Payment Card Industry Data Security Standard (PCI DSS) non-compliance can have serious consequences. Businesses can face fines of up to $500,000 per security incident, plus litigation costs. The sobering reality of PCI data breaches has made national and international headlines. Here are just a few noteworthy cases from 2011.
April, 2011: 86 Michaels stores in 20 states are made aware “of PIN pad tampering.”
April, 2011: Approximately 80 million people’s names, addresses and credit card numbers are affected when a Sony site was hacked.
September, 2011: 40,000 people were affected by a Vacationland Vendors breach. The intrusion occurred through point-of-sale systems where hackers stole credit and debit card numbers between Dec. 12, 2008, and May 25, 2011.
These stories and more are unfortunately reported in the news all too frequently. Predictions indicate that as larger businesses tighten up their security, hackers are focusing on smaller businesses.
Data breaches can happen to any business or organization regardless of the size or type. Fines imposed for being non-compliant at the time of a breach can be staggering:
- $500,000 per data security incident
- $50,000 per day for non-compliance
- Liability for all fraud losses incurred from compromised account numbers
- Cost of re-issuing cards associated with the compromise
- Risk of loss or suspension of ability to process credit cards
In addition to the above potential consequences, you risk the loss of customers. Research shows that 43% of customers who have been victims of fraud stop doing business with the merchant where the fraud occurred.
PCI DSS was created by Visa®, MasterCard®, American Express® and the Discover® Network to protect cardholder information and reduce data theft. PCI Compliance applies to any business that accepts credit or debit cards as a means of payment for good or services. PCI DSS establishes and enforces the security requirements.
Data Genesis™ has partnered with SecurityMetrics Inc. to assist you in becoming PCI Compliant. For assistance, please contact our SecurityMetrics Relationship Team directly at 802.623.5690.
For complete information about PCI Security Standards, please visit www.pcisecuritystandards.org
While we sincerely hope your business is never compromised, we’ve listed a few important steps to follow in the event you do experience an incident:
» Immediately contain and limit the exposure:
- Do not access or alter compromised system(s).
- Do not turn the compromised system(s) off. Instead, isolate the system from the network; unplug the network cable.
- Preserve evidence and logs.
- Document all actions taken.
- If using a wireless network, change the Service Set Identifier (SSID).
- Be on high alert and monitor traffic on all systems with cardholder data.
» Alert all necessary parties immediately:
- Contact affected customers.
- Contact your merchant service provider.
- If unable to locate name/contact, notify Card Brands directly.
» Within 3 business days of the reported compromise, provide an Incident Report document to your merchant provider.
» Provide all compromised card accounts to your merchant service provider within 10 business days.
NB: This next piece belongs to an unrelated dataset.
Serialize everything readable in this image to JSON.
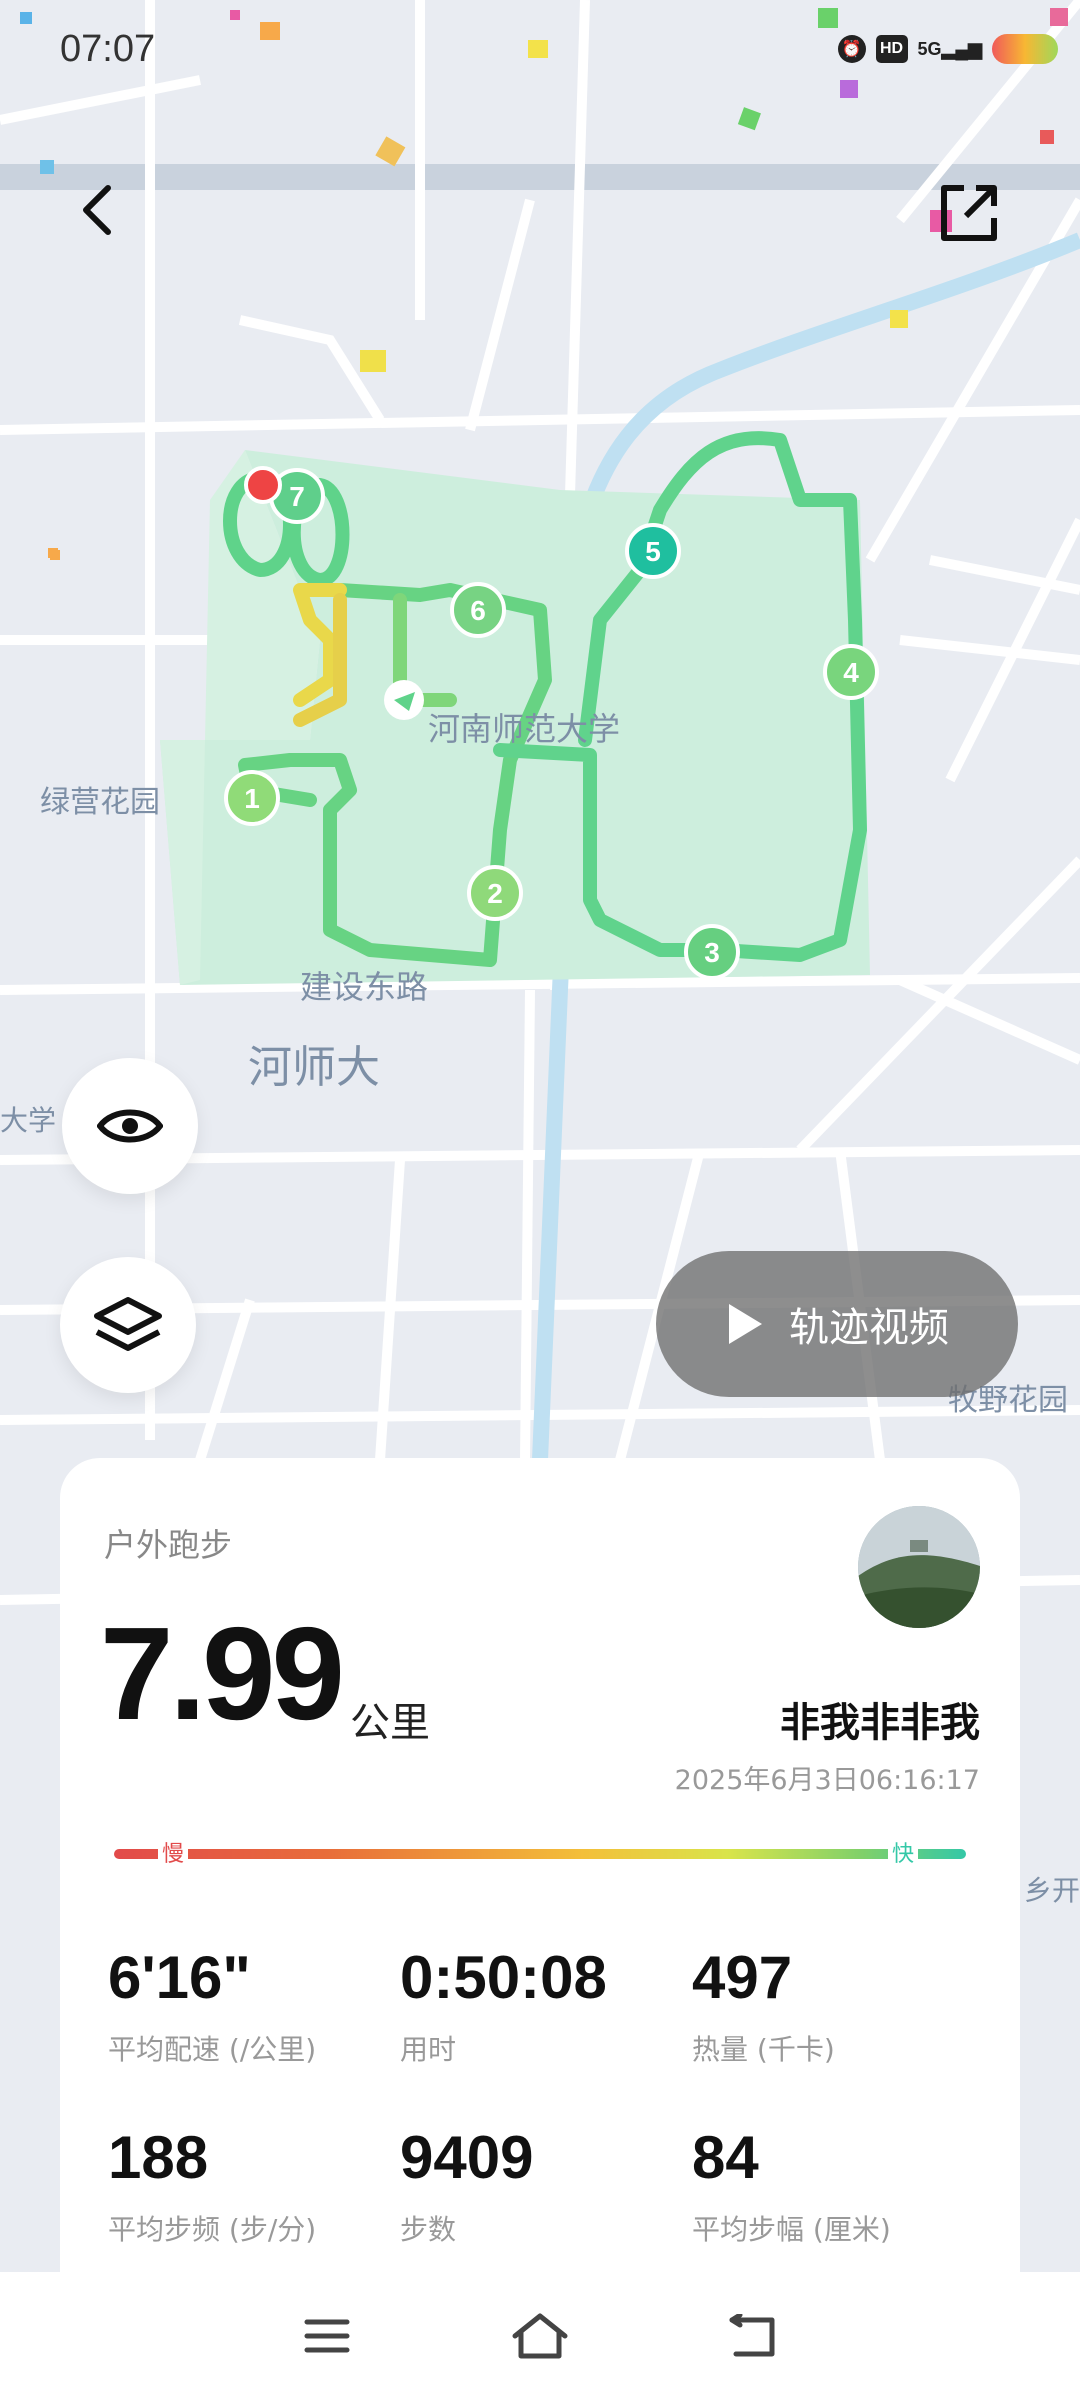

For further information, Visa publishes a complete document “What to Do If Compromised”. You can view the document by visiting the Visa website at: http://usa.visa.com/download/merchants/cisp_what_to_do_if_compromised.pdf?